King, Patricia M., 1950-
Developing reflective judgment.
San Francisco : Jossey-Bass Publishers, ©1994
Patricia M King; Karen S Kitchener
|描述：||xxvi, 323 pages : illustrations ; 24 cm.|
|内容：||Reflective judgment: a neglected facet of critical thinking --
Creating a new theoretical model of reflective judgment --
The seven stages of reflective judgment --
Assessing reasoning skills --
Assessing reflective judgment --
Research on the reflective judgment model / with Phillip K. Wood --
Relating reflective judgment to intellectual development --
Reflective judgment and character development --
Fostering reflective judgment in the college years --
Resource A. The reflective judgment interview --
Resource B. Statistical tables.
|叢書名：||Jossey-Bass higher and adult education series.; Jossey-Bass social and behavioral science series.|
|責任：||Patricia M. King, Karen Strohm Kitchener.|

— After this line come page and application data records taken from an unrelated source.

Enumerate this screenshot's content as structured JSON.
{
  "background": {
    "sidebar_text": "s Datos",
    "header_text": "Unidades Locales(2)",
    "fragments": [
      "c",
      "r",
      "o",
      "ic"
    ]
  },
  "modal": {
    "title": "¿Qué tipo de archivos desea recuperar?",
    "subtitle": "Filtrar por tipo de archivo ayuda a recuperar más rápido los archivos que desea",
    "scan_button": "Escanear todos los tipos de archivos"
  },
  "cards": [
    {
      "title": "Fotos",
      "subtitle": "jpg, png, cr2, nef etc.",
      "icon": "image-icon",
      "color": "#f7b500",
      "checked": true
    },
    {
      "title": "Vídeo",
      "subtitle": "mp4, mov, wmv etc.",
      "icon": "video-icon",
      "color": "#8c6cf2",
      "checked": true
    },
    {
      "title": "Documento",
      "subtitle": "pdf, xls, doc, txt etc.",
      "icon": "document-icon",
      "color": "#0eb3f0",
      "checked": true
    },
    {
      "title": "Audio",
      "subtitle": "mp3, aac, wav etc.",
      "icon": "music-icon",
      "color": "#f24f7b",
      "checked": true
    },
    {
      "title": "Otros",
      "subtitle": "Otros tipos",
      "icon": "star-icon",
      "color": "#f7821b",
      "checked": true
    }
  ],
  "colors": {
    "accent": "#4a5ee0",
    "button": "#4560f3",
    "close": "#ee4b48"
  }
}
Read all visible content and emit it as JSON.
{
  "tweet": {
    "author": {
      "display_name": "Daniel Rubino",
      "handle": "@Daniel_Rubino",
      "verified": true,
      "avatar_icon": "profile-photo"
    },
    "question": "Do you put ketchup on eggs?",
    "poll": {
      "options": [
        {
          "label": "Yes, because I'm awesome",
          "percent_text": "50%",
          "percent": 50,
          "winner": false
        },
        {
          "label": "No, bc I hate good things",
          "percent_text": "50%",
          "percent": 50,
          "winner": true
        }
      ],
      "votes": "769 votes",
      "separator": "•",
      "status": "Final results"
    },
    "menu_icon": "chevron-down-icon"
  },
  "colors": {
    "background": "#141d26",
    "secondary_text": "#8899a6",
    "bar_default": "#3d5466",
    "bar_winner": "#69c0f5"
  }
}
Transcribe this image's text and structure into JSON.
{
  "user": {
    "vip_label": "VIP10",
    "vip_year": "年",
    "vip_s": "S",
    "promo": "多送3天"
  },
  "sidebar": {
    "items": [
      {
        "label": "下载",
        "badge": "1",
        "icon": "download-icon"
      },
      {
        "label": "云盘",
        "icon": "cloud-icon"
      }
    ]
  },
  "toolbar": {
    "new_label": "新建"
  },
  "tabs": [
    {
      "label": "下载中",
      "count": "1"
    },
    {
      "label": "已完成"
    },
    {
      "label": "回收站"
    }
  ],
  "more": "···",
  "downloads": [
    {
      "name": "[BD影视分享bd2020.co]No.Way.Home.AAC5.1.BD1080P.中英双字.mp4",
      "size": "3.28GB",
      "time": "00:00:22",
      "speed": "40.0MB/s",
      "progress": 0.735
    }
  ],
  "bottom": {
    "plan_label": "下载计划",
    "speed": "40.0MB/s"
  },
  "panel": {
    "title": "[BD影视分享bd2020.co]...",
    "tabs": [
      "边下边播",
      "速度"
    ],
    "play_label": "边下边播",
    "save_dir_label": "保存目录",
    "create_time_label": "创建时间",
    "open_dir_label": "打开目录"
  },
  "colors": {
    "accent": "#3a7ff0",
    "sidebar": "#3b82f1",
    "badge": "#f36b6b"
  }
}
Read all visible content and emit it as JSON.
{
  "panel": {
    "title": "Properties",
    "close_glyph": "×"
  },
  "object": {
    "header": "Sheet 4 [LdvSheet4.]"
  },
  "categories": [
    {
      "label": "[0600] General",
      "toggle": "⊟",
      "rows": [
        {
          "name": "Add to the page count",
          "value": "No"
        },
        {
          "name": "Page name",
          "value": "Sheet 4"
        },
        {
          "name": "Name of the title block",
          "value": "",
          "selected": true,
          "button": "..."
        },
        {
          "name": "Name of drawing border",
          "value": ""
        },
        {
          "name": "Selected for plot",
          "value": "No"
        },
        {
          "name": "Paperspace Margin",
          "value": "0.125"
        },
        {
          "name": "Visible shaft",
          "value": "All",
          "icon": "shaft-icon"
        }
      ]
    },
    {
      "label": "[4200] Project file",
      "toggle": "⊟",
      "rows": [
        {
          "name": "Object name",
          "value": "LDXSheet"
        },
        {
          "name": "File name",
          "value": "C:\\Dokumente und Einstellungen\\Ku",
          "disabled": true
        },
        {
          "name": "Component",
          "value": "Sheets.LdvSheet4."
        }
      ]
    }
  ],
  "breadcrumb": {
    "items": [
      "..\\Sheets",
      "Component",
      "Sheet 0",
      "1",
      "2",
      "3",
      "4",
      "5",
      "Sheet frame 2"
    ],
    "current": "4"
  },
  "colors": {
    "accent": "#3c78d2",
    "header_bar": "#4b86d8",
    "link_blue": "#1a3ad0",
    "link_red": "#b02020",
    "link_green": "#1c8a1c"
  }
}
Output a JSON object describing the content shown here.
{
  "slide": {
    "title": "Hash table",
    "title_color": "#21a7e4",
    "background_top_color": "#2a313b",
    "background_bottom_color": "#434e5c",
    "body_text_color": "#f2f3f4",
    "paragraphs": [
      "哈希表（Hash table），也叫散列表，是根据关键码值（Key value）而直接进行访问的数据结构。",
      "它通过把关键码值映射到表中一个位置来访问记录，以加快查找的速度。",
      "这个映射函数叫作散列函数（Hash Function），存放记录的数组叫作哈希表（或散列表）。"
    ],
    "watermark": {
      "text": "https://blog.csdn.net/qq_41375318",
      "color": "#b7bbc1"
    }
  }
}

How do students learn to reason and think about complex issues? This book fills a critical gap in our understanding of a long-neglected facet of the critical thinking process: reflective judgment. Drawing on extensive cross-sectional and longitudinal research, including their own ten-year study, Patricia M. King and Karen Strohm Kitchener detail the series of stages that lay the foundation for reflective thinking, and they trace the development of reflective judgment through adolescence and adulthood. King and Kitchener's new model of reflective judgment is designed to enhance both research and practice in the areas of critical thinking, intellectual development, and education. The authors examine key questions concerning reflective judgment: How do high school, college, and graduate students reason differently about ill-structured problems? Does students' reasoning improve with additional exposure to and involvement in higher education? Do adult learners differ from traditional-age students in their reflective thinking? How does the reasoning of adult college graduates differ from that of non-college-educated adults? The authors also describe the implications of the Reflective Judgment Model for working with students in the classroom and beyond - encouraging educators to think differently about interactions with their students and to create ways of more effectively promoting the ability to make reflective judgments.